The gold funerary mask of Tutankhamun has gone back on display at the Egyptian Museum in Cairo after two months of restoration to repair a botched reattachment of its false beard. The beard fell off last summer when the mask was returned to the display case after workers replaced a burned out light bulb. Anxious to get the mask back on display as quickly as possible, museum staff hastily reattached the beard with a sloppy thick application of epoxy that hardened into an unsightly layer.
When the news got out a few months later, at first museum officials denied any damage had happened before admitting that someone had blundered. They brought in a team of German and Egyptian restorers led by Christian Eckmann and secured a donation of 50,000 euros from the German Foreign Ministry to fund the restoration. After months of analysis and preparation, work began on the mask this October.
Researchers took the opportunity to study the mask thoroughly. It was 3D scanned and examined inside and out with a microscope in the hope that it might answer some questions about its composition, like what materials and techniques were used to put it together, and whether there is any evidence supporting the theory most recently proposed by British Egyptologist Nicholas Reeves that the mask was first made for Queen Nefertiti and then hastily modified for Tutankhamun after his unexpected death at age 19.
The biggest challenge was determining how best to remove the epoxy layer to liberate the false beard from its clumpy prison. Restorers wound up sticking with simple tools that would have been available to the original makers in 1,324 B.C.: wooden tools and heat. The adhesive was slightly warmed to soften it and then removed by careful scraping with the wooden sticks, spatulas and other tools which are soft enough they won’t scratch the gold.
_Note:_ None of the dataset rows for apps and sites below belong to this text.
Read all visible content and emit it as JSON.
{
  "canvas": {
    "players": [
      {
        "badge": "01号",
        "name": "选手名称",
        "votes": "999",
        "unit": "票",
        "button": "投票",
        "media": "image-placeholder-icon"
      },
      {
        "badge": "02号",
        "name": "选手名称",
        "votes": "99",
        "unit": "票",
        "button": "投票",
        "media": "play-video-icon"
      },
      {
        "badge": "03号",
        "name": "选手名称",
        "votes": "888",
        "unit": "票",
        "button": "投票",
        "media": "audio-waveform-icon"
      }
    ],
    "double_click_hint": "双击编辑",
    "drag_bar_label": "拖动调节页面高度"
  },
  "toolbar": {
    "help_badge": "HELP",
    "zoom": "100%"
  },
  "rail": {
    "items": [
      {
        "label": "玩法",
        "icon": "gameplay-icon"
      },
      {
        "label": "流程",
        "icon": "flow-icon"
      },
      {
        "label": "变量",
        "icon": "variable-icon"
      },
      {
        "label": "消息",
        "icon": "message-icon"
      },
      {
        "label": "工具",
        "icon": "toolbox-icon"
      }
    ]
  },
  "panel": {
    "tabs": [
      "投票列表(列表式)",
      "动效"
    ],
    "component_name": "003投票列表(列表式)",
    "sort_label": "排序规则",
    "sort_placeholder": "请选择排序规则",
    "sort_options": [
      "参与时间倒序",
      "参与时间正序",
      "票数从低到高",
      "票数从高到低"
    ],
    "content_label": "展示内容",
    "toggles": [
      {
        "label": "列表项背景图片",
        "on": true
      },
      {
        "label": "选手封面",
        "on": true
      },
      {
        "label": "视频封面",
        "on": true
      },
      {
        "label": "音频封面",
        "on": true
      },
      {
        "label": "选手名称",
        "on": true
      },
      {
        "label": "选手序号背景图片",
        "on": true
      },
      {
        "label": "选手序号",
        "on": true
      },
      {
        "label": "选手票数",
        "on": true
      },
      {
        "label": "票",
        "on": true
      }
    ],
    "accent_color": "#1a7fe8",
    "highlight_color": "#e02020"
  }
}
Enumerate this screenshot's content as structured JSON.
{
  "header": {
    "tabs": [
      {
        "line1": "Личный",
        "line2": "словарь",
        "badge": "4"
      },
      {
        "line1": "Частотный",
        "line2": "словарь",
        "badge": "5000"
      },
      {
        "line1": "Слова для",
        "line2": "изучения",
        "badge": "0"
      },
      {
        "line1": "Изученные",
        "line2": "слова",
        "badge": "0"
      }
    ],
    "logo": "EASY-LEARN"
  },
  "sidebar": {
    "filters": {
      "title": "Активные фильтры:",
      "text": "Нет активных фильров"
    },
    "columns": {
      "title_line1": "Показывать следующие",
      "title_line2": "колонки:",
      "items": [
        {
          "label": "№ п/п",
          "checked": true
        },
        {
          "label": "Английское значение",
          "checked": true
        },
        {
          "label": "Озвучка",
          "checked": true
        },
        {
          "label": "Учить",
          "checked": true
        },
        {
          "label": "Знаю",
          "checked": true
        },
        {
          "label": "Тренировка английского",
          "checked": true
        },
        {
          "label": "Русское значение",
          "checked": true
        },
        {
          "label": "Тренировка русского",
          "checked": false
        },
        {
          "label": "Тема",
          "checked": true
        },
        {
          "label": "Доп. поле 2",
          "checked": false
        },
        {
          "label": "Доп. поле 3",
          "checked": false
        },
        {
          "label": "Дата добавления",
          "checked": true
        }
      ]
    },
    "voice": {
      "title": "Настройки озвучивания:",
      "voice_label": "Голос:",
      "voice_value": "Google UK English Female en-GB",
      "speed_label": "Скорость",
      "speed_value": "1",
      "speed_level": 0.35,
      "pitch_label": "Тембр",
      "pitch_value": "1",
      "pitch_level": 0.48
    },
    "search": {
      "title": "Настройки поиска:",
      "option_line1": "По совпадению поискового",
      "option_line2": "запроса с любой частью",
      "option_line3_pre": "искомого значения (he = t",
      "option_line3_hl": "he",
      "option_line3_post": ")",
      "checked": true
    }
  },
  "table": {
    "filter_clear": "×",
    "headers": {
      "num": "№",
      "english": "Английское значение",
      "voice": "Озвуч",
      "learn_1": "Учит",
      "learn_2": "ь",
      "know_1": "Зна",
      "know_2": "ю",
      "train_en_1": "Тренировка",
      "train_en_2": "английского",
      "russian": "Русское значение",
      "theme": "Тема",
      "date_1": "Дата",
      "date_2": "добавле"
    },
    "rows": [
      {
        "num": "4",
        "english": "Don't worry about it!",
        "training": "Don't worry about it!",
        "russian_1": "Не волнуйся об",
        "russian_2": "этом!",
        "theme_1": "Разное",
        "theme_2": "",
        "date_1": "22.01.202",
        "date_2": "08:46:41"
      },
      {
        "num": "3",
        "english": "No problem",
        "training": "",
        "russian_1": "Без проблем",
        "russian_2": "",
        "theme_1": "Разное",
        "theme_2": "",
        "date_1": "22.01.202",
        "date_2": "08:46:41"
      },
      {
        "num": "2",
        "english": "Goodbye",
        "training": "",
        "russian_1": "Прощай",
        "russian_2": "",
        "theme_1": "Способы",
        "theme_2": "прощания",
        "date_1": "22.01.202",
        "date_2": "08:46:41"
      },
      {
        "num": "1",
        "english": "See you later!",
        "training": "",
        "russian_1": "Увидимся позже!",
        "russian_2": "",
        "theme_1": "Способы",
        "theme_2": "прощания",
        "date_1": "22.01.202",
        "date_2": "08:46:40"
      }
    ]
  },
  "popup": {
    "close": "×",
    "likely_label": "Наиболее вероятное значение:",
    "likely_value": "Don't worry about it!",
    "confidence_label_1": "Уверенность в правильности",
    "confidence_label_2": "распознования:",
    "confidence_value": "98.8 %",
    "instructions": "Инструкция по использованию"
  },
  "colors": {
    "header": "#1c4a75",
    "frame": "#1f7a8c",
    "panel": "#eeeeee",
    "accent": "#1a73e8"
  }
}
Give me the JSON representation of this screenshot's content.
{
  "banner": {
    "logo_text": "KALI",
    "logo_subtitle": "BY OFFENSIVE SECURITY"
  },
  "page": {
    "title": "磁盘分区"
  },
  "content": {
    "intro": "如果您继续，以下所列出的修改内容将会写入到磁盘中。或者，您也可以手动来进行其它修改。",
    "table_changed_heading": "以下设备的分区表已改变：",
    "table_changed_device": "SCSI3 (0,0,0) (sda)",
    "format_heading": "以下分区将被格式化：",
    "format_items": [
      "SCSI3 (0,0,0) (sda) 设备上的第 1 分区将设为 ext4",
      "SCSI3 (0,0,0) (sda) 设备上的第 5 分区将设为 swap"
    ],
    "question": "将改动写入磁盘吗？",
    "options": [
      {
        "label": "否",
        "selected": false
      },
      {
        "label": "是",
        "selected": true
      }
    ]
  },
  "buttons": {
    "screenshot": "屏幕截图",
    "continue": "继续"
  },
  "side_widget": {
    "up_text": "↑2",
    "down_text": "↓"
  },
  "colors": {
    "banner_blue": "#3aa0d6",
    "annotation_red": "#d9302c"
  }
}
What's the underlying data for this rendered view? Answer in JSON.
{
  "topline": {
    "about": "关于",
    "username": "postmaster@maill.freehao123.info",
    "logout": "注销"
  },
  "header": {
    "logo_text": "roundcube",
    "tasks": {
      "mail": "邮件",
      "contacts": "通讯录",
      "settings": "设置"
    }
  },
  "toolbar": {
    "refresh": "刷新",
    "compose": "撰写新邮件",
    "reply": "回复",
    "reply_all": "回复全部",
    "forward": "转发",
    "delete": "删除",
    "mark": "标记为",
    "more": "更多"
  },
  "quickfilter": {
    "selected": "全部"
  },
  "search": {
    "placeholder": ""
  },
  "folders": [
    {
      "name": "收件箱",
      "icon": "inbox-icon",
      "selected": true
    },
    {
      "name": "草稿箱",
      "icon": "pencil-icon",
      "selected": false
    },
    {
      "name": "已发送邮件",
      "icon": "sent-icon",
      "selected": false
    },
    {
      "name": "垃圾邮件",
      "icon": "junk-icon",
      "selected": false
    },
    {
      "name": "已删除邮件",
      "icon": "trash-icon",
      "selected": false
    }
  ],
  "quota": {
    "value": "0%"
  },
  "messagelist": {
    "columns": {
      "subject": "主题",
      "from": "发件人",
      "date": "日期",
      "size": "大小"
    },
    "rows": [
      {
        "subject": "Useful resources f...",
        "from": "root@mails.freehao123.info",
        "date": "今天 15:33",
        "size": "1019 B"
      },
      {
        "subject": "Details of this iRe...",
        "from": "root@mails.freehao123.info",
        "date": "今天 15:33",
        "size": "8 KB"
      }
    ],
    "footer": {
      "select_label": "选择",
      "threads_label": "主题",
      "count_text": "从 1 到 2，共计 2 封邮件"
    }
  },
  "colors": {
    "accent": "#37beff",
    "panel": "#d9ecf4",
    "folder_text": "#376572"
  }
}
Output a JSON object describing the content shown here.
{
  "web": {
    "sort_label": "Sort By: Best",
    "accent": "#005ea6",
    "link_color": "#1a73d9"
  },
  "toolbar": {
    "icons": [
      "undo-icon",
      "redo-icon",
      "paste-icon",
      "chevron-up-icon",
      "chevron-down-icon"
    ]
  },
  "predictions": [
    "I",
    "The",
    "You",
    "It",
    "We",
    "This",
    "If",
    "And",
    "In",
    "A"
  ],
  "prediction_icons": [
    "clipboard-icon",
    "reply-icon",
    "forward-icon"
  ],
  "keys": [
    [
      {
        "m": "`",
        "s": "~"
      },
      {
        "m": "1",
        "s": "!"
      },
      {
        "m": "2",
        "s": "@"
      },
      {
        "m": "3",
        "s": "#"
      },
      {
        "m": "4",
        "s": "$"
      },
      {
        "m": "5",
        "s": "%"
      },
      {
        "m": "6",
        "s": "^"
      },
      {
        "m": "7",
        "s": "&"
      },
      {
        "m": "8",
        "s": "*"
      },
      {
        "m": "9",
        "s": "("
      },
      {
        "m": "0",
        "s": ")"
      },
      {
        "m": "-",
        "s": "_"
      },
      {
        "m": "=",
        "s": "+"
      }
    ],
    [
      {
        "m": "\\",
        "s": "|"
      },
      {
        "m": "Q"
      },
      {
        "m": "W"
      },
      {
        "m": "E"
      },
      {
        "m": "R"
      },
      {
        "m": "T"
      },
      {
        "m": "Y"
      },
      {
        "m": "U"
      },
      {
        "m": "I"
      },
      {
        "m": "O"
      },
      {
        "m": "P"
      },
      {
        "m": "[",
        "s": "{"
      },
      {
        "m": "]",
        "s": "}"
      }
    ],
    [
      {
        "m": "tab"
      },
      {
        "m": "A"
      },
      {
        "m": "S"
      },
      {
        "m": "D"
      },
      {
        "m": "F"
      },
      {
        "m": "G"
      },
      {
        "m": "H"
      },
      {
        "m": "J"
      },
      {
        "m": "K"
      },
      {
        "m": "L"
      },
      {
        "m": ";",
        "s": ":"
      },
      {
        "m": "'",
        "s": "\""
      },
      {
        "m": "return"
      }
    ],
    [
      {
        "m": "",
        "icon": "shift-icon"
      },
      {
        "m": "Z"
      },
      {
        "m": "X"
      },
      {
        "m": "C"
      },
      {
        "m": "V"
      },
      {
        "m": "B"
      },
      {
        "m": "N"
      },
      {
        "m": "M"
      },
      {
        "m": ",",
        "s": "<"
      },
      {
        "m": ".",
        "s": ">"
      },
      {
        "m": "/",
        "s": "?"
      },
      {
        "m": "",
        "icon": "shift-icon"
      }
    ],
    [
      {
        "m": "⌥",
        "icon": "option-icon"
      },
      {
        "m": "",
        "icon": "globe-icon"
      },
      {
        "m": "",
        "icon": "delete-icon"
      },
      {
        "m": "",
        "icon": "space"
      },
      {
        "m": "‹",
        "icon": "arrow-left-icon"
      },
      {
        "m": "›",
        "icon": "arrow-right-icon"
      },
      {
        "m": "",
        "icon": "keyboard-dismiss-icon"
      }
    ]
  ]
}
It took two weeks to remove the beard and another six to figure out how best to reattach it in a responsible, reversible way.
“We indeed found them to be the natural materials which the ancient Egyptian used; they are still the best tools: beeswax,” el-Damaty told reporters in Cairo on Wednesday. “It was prepared well and the beard was attached very successfully.”
The false beard wasn’t really attached when Howard Carter discovered the tomb in 1922. It looked like it was in place, but the support had broken in antiquity so when Carter moved the mask it was in two pieces. The mask and beard were displayed separately until 1946 when for the first time he beard was glued in place. That wasn’t the only time glue was used. Restorers found multiple thin layers underneath the epoxy one. The restoration team will publish a full report of the analysis, study and restoration of the mask and beard.